Higher reimbursement rates correlate with doctors' willingness to take on new Medicaid patients, according to a new study published this month in the journal Health Affairs. Nonetheless, 31 percent of surveyed physicians said they didn’t accept new Medicaid patients in 2011.
The research highlights the growing concern that despite having a higher percentage of the population insured in 2014 under provisions of the Affordable Care Act, the healthcare system as it exists today may not have the capacity to effectively handle the newly insured.
"Many factors unrelated to Medicaid policy levers affect the number of Medicaid patients seen by physicians who accept at least some Medicaid patients," said study author Sandra L. Decker, an economist with Hyattsville, Md.-based National Center for Health Statistics. "Yet the level of Medicaid physician payment has been shown to affect a physician’s willingness to accept any Medicaid patients."
Decker used data on office-based physicians from the 2011 National Ambulatory Medical Care Survey Electronic Medical Records Supplement to summarize the percentage of physicians currently accepting any new patients
She pointed out that limited access to doctors is one reason why so many more Medicaid patients rely on hospital emergency departments and outpatient facilities than do those with private insurance.
In all, roughly 96 percent of office-based physicians accepted new patients in 2011, compared with 69.4 percent who were willing to take on new Medicaid patients. Doctors working in a solo practice were 23.5 percentage points less likely to accept new Medicaid patients than those practices with 10 or more doctors.
Primary care physicians were 11 percent less likely and physicians outside of Metropolitan Statistical Areas were 19 percent more likely, respectively, than other doctors to accept new Medicaid patients.
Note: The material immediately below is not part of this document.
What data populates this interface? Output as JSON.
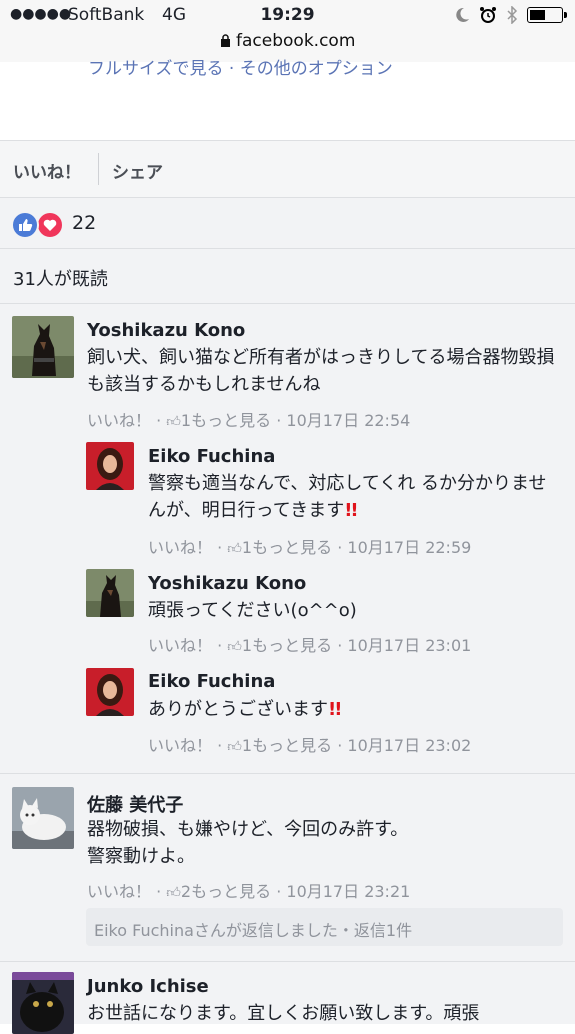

While the likelihood of physicians to accept new Medicaid patients was not directly affected by the number of Medicaid enrollees in each state, it was affected by the ratio of Medicaid reimbursements to Medicare reimbursement rates. The study noted that an increase of 25.8 percent in the average reimbursement rate for Medicaid, which would effectively match the Medicare reimbursement rates, would increase the Medicaid acceptance rate from about 70 percent to 78.6 percent, or very close to the current acceptance rates of people who are newly insured in both Medicare (83.1 percent) and private plans (81.7 percent).
While this would seem to bode well for those who will be newly insured under any Medicaid expansion and for doctors as Medicaid reimbursements will be raised to match those of Medicare, Decker noted that it is hard to predict how the flood of new patients seeking care will affect the new patient acceptance rate.
“The number of people with healthcare coverage through Medicaid and the exchanges is expected to increase at the same time as Medicaid payment rates for primary care physicians are expected to increase in some states. This raises a question about the capacity of the healthcare workforce to meet this increased demand,” Decker wrote.